In products liability cases involving allegedly defective machines such as printing presses, plastic molding machinery, power saws, power presses and innumerable others, the defense will invariably argue that it was the plaintiff’s culpable conduct which caused the accident and resulting injury. In other words, the defendant will argue that it was the plaintiff’s failure to use the product properly or to follow warnings which caused the plaintiff’s injury. In New York the plaintiff’s culpable conduct is a defense in a Products Liability case. The problem confronting the plaintiff’s attorney is that plaintiff will often not have used the machine properly. Given this fact, the jury must be taught that such misuses were reasonably foreseeable and that the manufacturer knew or should have known that users of products are people and that people can make mistakes which must be guarded and warned against.
The deposition of the defendant’s design engineer in a products liability case is crucial in New York. Defendants will often produce a risk manager on behalf of the manufacturer for deposition. This is totally unacceptable. The plaintiff’s attorney must insist that a design engineer with knowledge of the product be produced in order, among other things, to deal effectively with the affirmative defense of culpable conduct. Indeed, the deposition notice should be specific in this regard.
In order to effectively depose defendant’s design engineer with regard to the defense that the plaintiff’s negligence caused the accident, the plaintiff’s attorney must understand the concept of ergonomics as it relates to product design engineering. An understanding of hazard analysis is also required. Ergonomics as it relates to machine design involves the consideration of human factors and characteristics in designing safety features into machines. The basic precept is that people make mistakes. Since this is foreseeable to the design engineer, it must be taken into consideration when designing a product. A machine must be designed so as to reduce, as much as technologically feasible, without destroying the utility of the machine, foreseeable actions by the operator resulting in injury. In order to design a machine so as to reduce the potential of injury resulting from human error, hazard analysis must include a collection of accident and injury information. Product design is not a stagnant event, but an ever evolving process, which requires constant review of injury data, so that modifications to the machine design may be made to eliminate predictable human behavior resulting in injury. A hazard is a condition that may cause injury. Once a hazard has been identified, the risk of injury as a result of the hazard must be reduced as much as possible while preserving the utility of the machine. A machine is dangerous when the risk of being injured by the identified hazard is unacceptable.
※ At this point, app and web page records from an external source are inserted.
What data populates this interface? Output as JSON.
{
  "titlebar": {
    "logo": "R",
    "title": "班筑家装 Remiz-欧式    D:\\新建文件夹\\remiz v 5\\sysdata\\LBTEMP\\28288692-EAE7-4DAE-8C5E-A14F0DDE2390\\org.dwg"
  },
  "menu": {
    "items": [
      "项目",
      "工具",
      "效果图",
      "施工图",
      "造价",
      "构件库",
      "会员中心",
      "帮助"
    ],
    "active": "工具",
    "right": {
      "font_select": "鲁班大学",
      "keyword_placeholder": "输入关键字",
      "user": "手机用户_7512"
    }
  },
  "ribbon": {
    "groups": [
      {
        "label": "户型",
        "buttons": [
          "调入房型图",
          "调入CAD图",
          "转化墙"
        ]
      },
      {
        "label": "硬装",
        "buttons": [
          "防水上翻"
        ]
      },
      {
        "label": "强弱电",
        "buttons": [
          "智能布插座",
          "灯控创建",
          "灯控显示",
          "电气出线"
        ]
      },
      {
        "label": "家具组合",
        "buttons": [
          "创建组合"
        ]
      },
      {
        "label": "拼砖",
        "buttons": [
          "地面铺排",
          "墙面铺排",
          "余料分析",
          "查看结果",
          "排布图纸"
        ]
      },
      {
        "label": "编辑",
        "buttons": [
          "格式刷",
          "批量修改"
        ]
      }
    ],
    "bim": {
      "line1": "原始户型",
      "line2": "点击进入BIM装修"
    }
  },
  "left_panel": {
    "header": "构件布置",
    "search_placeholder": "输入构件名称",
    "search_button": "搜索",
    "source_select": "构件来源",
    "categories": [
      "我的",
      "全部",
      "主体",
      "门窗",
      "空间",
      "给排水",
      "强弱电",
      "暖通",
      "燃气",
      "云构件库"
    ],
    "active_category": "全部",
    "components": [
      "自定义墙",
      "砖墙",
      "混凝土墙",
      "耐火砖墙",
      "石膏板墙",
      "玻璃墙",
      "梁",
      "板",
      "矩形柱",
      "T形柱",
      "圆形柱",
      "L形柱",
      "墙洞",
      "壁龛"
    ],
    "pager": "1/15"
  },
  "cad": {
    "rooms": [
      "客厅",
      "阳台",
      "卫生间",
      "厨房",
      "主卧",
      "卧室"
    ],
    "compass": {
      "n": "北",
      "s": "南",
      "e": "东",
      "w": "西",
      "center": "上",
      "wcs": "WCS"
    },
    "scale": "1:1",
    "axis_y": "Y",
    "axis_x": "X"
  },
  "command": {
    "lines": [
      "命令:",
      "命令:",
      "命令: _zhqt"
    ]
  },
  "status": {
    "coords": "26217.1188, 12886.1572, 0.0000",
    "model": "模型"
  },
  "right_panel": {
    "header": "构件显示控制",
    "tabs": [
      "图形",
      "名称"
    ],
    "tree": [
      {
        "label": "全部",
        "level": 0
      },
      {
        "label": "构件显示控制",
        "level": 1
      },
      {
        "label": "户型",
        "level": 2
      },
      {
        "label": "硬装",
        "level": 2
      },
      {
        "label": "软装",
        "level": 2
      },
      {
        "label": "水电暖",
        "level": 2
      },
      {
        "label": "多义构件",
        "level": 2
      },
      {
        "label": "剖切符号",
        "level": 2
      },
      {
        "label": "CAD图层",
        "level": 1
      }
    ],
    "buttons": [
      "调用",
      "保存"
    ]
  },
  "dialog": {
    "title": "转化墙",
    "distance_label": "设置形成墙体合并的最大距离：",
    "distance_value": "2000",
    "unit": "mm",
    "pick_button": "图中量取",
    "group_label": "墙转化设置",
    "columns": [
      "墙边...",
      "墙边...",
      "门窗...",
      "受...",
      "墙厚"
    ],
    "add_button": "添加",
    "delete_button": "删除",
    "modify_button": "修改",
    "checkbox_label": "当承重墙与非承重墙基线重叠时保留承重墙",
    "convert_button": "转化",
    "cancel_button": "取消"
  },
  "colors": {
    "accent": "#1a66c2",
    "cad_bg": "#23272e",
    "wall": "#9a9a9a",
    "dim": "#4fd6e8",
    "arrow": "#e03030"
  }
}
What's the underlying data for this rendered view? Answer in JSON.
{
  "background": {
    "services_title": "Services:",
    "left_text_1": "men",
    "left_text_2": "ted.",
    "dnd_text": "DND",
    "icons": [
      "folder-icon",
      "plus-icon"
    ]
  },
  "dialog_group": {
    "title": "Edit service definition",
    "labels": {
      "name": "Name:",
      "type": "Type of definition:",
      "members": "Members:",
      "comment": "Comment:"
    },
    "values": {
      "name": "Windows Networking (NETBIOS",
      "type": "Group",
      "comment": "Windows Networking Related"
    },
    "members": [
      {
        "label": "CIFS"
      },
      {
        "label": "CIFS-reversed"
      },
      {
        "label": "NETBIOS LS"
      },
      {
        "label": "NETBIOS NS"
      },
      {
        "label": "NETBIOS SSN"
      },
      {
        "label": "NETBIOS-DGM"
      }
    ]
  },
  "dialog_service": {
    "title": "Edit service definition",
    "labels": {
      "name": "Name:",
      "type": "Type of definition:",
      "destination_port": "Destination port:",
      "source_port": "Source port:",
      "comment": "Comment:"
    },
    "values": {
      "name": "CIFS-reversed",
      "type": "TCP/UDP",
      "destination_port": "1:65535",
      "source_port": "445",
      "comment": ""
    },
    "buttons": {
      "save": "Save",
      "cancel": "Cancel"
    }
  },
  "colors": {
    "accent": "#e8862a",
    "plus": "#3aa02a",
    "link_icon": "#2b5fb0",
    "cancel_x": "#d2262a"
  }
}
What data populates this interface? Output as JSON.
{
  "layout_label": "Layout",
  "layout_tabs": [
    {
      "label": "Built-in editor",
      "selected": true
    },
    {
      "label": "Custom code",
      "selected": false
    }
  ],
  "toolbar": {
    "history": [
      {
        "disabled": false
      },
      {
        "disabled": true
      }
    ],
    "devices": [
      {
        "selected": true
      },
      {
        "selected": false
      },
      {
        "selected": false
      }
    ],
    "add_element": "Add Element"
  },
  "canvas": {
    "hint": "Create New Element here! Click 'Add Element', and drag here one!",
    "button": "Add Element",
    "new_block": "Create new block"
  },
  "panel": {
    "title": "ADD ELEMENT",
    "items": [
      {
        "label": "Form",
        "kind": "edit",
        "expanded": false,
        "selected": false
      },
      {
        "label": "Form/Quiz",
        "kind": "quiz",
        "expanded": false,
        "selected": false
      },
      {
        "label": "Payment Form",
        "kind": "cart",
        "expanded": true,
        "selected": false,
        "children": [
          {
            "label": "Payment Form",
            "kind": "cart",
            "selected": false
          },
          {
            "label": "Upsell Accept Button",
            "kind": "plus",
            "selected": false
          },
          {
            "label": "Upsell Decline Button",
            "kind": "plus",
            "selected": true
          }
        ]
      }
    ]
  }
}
Once a hazard is identified, it is the responsibility of the design engineer to design the machine so as to eliminate, or at least, reduce the possibility of injury resulting from that hazard. There is an accepted priority in the field of product design engineering with regard to the prevention of injury from an identified hazard. The first goal of the design engineer is to eliminate or design out the hazard if this can be done without destroying the functional utility of the product. Obviously, this often cannot be done. The second option is to guard against the hazard causing injury. If the hazard cannot be guarded against the final option is to warn about the potential of injury resulting from the known hazard.
In many cases involving injury caused by allegedly defective machines, the machine will have had a warning on it as to the very action by the plaintiff which precipitated his injury. This must, of course, be dealt with at the deposition of the defendant’s design engineer. Most design engineers will admit that written warnings are the least effective method of protecting someone from a known hazard and should be used only as a last resort or in combination with proper guarding.
Continue reading →